She said she needs a new $600 drug credit offered by Medicare this year because she's struggling to make ends meet. She's even dipped into a trust fund her late husband set up for their son and grandchildren.

"I've had to get into that to pay for my medical bills and expenses," she said. "I keep taking it and I feel terrible."

But she hasn't been able to get help yet applying for the new benefit.

"It's been frustrating," said DiCarlo, who has been trying for days to call Medicare and Sage PLUS, a local office that offers health insurance counseling, for information on the new benefit. "It's not only difficult to get the benefits, but it's difficult to get information about these benefits."

Staffed by volunteers, Sage PLUS said the office has been getting more calls than it can handle as the Dec. 31 deadline for applying for the benefit approaches.

"Our phones have been ringing nonstop all day," said program specialist Pamela Cunningham. "The response has been incredible."

A majority of the 150 people who called Sage PLUS yesterday didn't qualify because their income was too high or they had drug coverage through their health insurance plan, said Cunningham.

Abigail Abraham of Nanakuli found out yesterday that she didn't qualify for the credit because her yearly income, when combined with her husband's, was above the $19,386 mark for married couples.

The 72-year-old retiree said she needs the extra cash to help pay for the seven costly prescriptions she has to take.

"That's why I tried to get this," Abraham said.

The drug credit is part of Medicare's drug discount card program launched this year, which offers discounts on costly prescription drugs to seniors.

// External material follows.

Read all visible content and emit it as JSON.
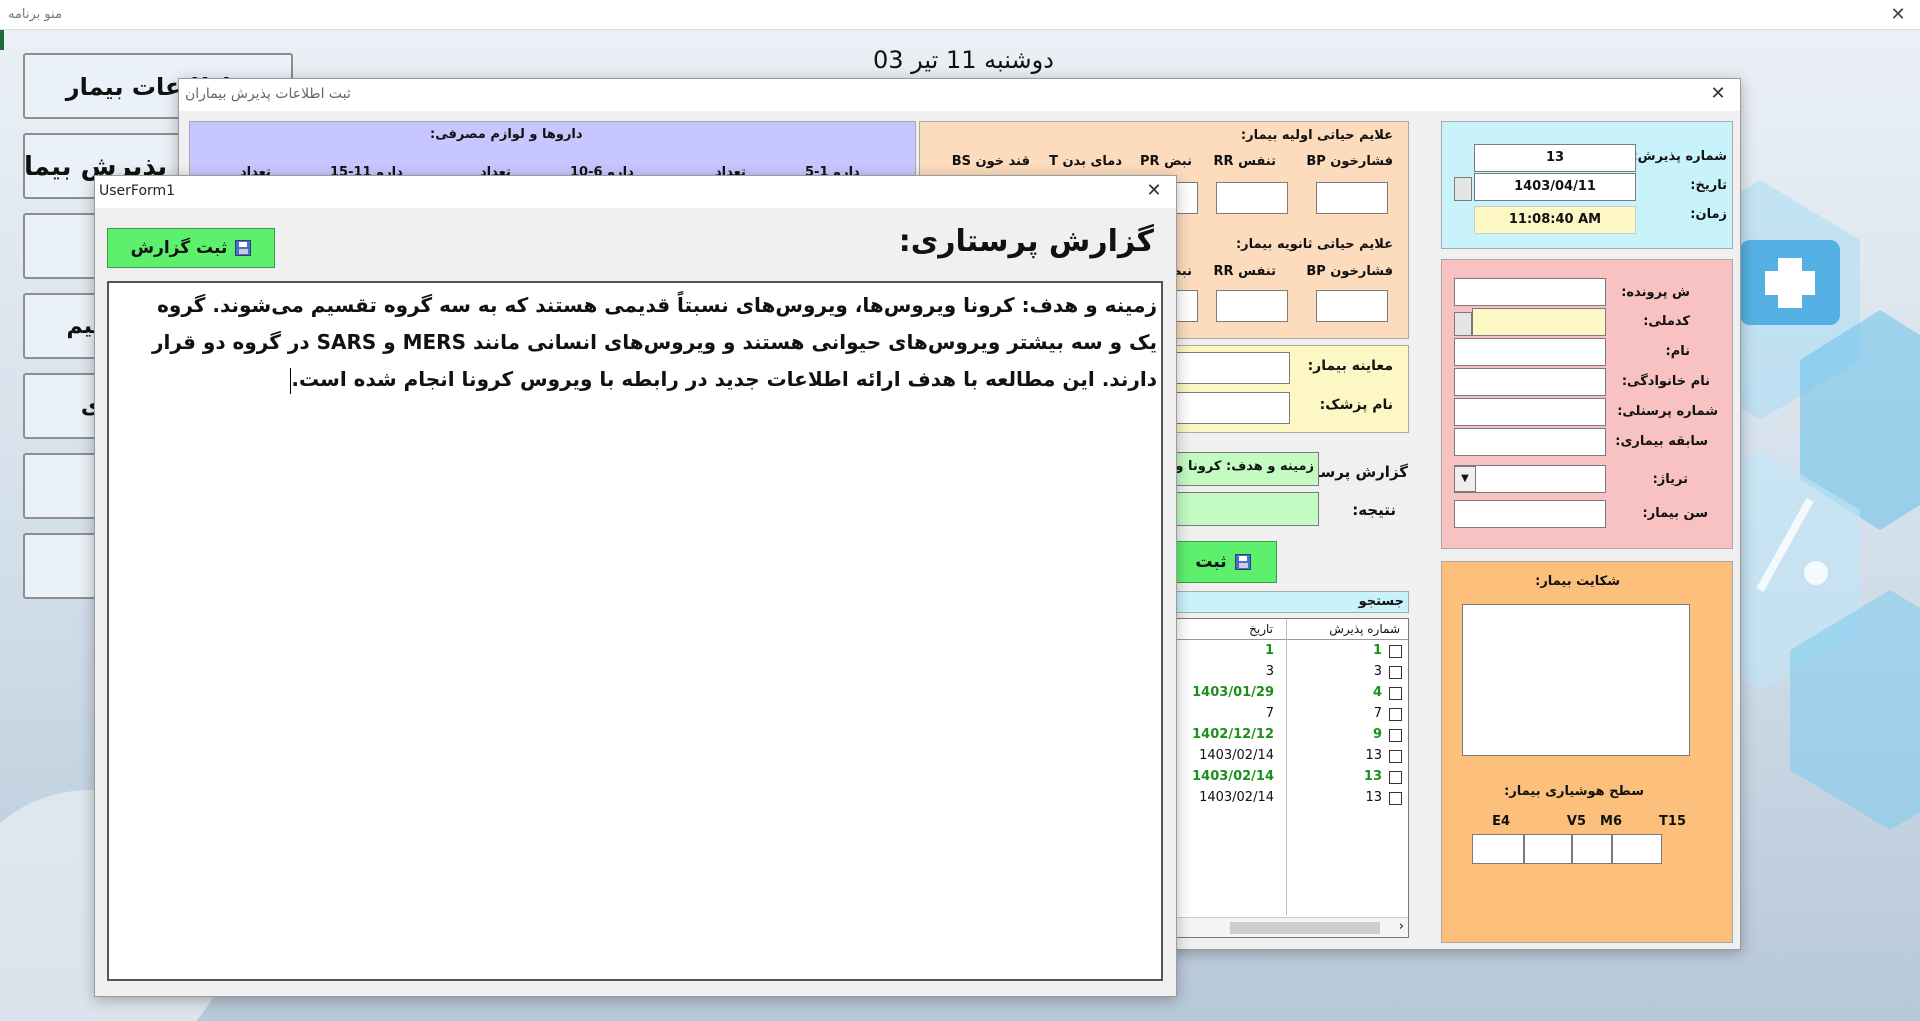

In Hawai'i, the credit is available to single Medicare beneficiaries whose yearly income falls below $14,445 and to married couples whose income is $19,386 or less.

Eligible seniors get a $600 credit this year and another $600 next year. If you don't spend the $600 credit for this year, it rolls over, combining for a total of $1,200 toward prescription drugs.

Medicare estimates more than 33,000 Hawai'i residents may qualify for this drug credit, but most of those eligible have not signed up.

June Gonsalves has been trying to find out if she and her husband qualify for the $600 drug credit, which would help them with their monthly expenses.

The couple collect about $17,280 a year from Social Security, which qualifies them.

And they could use it. She has four prescriptions, including one that costs $15 for each pill. Her husband has three prescriptions.

In addition to drugs, they have to pay for rent and utilities for a two-bedroom apartment in Mililani. And what little money they had left over from an inheritance is going toward caskets — the only funeral expense they haven't covered yet.

"When we buy that, that's really going to wipe us out," said the 72-year-old retired preschool aide. "We struggle to make ends meet."

Gonsalves hopes they can qualify for the credit.

"If I can get the drug cheaper ... it will be worth it," she said. "This is what happens when you live too long."

Reach Catherine E. Toth at 535-8103 or ctoth@honoluluadvertiser.com.